§ **Your goal**:
Should the word "definition" occur in a line of the records, copy that line.

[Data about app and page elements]
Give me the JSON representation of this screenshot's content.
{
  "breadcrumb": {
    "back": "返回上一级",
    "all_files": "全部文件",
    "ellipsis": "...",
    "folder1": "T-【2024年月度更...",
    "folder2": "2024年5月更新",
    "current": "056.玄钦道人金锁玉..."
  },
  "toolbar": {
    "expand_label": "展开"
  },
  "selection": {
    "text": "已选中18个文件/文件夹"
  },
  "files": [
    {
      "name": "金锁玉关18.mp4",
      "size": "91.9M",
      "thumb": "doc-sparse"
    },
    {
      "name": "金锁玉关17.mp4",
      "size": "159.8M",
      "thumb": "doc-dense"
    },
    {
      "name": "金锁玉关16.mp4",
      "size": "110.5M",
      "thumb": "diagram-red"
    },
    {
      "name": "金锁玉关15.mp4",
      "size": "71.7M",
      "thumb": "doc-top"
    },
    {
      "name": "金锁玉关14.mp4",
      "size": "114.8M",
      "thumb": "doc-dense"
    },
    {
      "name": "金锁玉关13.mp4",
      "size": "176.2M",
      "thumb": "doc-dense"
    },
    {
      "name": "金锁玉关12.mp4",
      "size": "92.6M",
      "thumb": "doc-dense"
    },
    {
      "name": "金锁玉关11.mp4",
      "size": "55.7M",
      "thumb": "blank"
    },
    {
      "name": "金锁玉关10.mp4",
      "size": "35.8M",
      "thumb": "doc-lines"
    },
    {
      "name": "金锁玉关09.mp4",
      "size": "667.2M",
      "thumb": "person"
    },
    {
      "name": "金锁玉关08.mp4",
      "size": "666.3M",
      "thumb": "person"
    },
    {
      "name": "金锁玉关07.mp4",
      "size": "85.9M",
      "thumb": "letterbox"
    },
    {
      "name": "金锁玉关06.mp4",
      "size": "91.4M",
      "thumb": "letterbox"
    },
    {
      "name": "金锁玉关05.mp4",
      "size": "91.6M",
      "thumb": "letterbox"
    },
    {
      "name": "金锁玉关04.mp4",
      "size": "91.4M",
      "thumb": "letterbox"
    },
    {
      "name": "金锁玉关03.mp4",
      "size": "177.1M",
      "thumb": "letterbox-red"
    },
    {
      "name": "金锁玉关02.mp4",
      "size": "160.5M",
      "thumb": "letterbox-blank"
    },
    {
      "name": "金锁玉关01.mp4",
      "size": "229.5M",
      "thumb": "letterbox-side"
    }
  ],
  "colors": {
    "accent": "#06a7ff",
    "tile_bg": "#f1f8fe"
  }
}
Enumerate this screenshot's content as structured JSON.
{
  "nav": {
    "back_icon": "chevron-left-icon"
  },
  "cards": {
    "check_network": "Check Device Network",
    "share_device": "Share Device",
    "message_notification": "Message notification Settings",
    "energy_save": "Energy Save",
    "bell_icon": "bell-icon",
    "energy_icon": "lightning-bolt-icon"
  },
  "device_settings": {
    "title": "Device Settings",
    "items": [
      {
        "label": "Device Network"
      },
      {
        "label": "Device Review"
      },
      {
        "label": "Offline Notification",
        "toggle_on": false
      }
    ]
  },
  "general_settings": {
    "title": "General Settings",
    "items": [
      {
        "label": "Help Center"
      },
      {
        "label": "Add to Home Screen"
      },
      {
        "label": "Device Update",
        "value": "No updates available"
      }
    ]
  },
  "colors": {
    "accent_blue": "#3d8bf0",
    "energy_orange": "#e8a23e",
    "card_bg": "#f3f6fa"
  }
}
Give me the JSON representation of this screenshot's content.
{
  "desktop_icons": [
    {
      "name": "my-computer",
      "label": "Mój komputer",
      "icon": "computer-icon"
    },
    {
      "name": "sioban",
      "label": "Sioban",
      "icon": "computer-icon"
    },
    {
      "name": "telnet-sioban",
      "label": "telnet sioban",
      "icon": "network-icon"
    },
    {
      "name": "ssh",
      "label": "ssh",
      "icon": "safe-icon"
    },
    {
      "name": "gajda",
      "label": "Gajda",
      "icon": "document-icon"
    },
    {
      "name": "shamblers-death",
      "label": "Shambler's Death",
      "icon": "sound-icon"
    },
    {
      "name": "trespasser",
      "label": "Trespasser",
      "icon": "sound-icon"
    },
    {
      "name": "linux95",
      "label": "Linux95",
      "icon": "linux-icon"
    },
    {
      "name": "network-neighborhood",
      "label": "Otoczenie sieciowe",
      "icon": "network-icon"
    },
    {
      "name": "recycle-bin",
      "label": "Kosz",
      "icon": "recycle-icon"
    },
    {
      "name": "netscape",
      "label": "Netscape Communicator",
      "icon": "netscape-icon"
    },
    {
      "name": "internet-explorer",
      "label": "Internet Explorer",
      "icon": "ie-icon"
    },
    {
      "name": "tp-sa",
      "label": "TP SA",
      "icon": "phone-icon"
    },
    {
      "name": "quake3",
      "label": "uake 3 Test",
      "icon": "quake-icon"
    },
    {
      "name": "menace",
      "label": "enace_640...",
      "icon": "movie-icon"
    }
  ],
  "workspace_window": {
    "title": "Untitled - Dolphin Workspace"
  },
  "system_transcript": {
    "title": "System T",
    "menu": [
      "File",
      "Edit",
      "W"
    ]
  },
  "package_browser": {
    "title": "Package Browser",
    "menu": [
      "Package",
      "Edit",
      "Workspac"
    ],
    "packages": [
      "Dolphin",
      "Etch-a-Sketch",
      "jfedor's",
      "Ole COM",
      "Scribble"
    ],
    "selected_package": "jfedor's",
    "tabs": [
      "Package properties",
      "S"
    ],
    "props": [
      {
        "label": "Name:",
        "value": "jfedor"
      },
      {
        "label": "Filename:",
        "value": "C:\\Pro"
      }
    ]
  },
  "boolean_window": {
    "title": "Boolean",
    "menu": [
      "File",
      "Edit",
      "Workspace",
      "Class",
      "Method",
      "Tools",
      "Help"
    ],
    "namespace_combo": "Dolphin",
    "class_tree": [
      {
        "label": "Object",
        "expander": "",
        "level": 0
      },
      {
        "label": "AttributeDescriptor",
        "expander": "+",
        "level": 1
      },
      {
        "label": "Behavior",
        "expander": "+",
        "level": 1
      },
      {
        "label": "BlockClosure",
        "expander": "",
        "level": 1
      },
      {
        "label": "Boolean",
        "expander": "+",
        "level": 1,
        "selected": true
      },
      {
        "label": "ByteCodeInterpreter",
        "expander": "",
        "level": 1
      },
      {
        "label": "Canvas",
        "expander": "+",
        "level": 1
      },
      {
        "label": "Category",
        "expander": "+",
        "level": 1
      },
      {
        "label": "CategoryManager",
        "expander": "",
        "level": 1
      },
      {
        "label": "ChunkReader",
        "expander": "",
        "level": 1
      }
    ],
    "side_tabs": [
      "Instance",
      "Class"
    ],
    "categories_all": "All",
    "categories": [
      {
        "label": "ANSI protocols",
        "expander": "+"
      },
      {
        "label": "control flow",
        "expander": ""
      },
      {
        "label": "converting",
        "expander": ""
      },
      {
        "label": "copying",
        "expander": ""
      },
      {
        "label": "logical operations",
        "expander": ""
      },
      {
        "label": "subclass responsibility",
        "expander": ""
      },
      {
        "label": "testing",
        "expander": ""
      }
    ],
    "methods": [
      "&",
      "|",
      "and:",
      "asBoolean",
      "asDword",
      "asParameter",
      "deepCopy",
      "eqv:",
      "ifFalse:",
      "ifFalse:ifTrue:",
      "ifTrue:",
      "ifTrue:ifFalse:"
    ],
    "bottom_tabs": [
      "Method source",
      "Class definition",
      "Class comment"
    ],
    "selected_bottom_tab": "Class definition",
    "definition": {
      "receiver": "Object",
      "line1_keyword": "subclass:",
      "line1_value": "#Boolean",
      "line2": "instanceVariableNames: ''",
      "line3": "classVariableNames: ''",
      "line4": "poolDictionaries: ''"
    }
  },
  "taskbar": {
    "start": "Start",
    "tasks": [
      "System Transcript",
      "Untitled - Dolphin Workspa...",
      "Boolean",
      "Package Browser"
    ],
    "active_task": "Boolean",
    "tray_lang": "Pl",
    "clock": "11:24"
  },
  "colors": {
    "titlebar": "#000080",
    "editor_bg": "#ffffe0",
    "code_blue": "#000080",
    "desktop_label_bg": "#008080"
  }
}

§ **Task answer**:
      "Class definition",
    "selected_bottom_tab": "Class definition",
    "definition": {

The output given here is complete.